:: LISTED RECORDS ::

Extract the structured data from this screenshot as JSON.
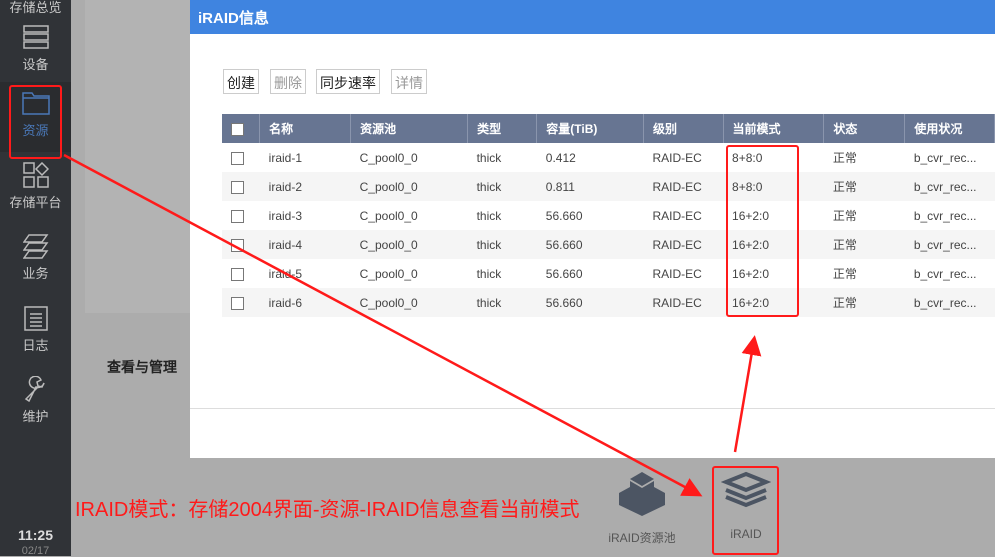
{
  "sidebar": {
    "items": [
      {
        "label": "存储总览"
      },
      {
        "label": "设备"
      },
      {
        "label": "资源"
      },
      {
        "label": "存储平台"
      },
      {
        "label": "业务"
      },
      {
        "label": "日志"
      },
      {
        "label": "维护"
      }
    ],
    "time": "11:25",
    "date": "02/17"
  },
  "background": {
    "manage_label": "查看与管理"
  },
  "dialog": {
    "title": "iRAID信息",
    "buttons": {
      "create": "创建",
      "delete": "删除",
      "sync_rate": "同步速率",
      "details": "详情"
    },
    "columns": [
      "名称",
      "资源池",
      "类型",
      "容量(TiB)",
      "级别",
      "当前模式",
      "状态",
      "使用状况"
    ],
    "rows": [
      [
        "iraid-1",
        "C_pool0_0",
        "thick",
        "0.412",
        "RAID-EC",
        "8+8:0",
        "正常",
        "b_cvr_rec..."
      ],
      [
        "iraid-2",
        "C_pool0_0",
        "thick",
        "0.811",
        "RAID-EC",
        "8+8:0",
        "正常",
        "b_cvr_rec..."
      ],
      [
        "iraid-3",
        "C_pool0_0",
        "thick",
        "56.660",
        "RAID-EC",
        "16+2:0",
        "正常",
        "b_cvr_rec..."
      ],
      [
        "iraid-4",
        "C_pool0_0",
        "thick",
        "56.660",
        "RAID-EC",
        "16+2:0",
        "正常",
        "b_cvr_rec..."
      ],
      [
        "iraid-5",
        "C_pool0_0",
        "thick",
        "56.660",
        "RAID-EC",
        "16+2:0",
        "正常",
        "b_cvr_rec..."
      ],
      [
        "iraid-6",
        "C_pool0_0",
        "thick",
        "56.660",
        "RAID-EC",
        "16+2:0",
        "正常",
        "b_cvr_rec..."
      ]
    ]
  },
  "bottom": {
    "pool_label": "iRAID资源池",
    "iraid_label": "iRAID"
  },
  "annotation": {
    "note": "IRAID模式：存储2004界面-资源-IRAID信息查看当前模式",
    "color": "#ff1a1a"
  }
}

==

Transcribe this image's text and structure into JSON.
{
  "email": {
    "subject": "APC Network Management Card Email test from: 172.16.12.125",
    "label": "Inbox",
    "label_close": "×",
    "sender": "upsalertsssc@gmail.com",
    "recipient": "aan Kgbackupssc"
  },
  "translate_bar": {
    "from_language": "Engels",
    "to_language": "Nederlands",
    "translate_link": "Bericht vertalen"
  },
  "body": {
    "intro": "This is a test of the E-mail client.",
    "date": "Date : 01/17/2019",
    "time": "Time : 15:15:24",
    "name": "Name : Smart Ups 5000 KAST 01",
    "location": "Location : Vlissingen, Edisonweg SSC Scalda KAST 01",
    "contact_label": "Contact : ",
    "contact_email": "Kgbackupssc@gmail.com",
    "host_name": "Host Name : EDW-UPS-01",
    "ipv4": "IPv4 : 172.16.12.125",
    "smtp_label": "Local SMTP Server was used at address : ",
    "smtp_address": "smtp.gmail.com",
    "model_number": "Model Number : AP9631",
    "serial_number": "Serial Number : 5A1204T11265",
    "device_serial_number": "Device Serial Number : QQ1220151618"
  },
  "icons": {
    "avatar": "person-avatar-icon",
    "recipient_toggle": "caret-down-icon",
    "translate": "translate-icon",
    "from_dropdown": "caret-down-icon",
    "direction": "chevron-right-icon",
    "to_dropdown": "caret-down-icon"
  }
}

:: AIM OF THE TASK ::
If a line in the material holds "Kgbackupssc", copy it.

:: OUTPUT ::
    "recipient": "aan Kgbackupssc"
    "contact_email": "Kgbackupssc@gmail.com",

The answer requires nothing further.